The Chronicle | 27 August 2015
Comesa drafts 2016-20 strategic plan
Technocrats from the Common Market for Eastern and Southern Africa (Comesa) member states yesterday concluded a meeting to draft the 2016-2020 medium term strategic plan aimed at transforming the regional economies. Removing tariff and non-tariff barriers to facilitate increased regional trade dominated the deliberations that buttressed the Tripartite Free Trade Area (TFTA) agreement signed by Heads of States in June this year.
Comesa assistant secretary general, Kipyego Cheluget, officially opened the three-day workshop in Lusaka.
He noted the challenges in implementing the protocol on free movement of people.
“The organisation has made remarkable progress in regional integration over the years by developing innovative trade facilitation technologies. However, daunting challenges exist especially in implementing the protocol on free movement of people,” said Cheluget in a statement.
“The free movement of business people and capital is the biggest impediment to improving the levels of intra-regional trade.
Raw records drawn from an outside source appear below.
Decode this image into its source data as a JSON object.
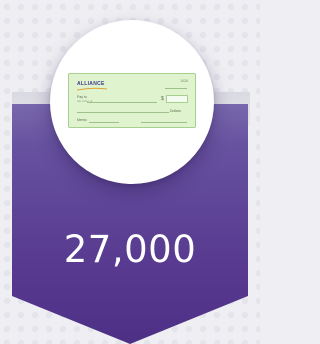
{
  "stat": {
    "value": "27,000"
  },
  "check": {
    "brand_name": "ALLIANCE",
    "check_number": "1026",
    "pay_label": "Pay to",
    "pay_sublabel": "the order of",
    "currency_symbol": "$",
    "dollars_label": "Dollars",
    "memo_label": "Memo"
  },
  "colors": {
    "banner_top": "#6d5ba6",
    "banner_bottom": "#4e2f86",
    "check_fill": "#dff3cf",
    "check_border": "#a7cf90",
    "background": "#efeff3"
  },
  "icons": {
    "illustration": "check-icon"
  }
}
Transaction costs are high as business people and ordinary people can’t move around without visas.”
He said some of the restrictions centred around security concerns by member states especially on immigration.
Cheluget said goods and capital investments also faced restrictions, thereby limiting intraregional trade compared to external trade with other countries.
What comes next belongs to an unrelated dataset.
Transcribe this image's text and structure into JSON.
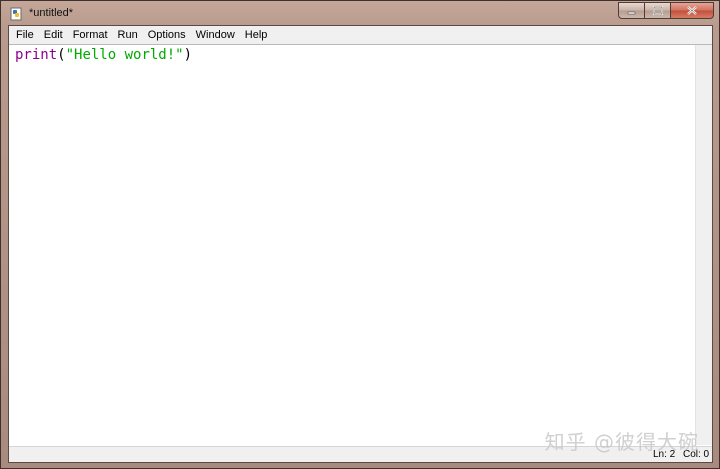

“Owing to these barriers, intra-regional trade among member states is low compared to trade with other countries outside the region,” he said.
The 2016-2020 Strategic Plan will be adopted this year by the council of ministers in the trade bloc.
Once enacted, it is expected to contribute to structural transformation of the economies of the Comesa member states.
Cheluget urged member states to promote economic growth through industrialisation and investment in the energy production.
He also called upon member states to come up with innovative ways of funding regional integration programmes to reduce dependence on cooperating partners.
“As we think of our strategy of moving forward, we must look at what we’ve achieved and challenge ourselves if we’re doing enough for regional integration or we need to hasten the pace,” Cheluget added.
The proposed medium term strategic plan will take effect from 2016, with the aim of creating an enabling trade and investment environment with a focus on market integration, infrastructure development, industrialisation (including SMEs), institutional and regulatory policies, capacity development as well as resource mobilisation. The strategic plan is part of the TFTA linking Comesa, East African Community (EAC) and Southern Africa Development Community (SADC).
The TFTA is a precursor to the proposed Continental Free Trade Area.
Benefits of membership include achievement of economies of scale and enhanced chances to compete globally.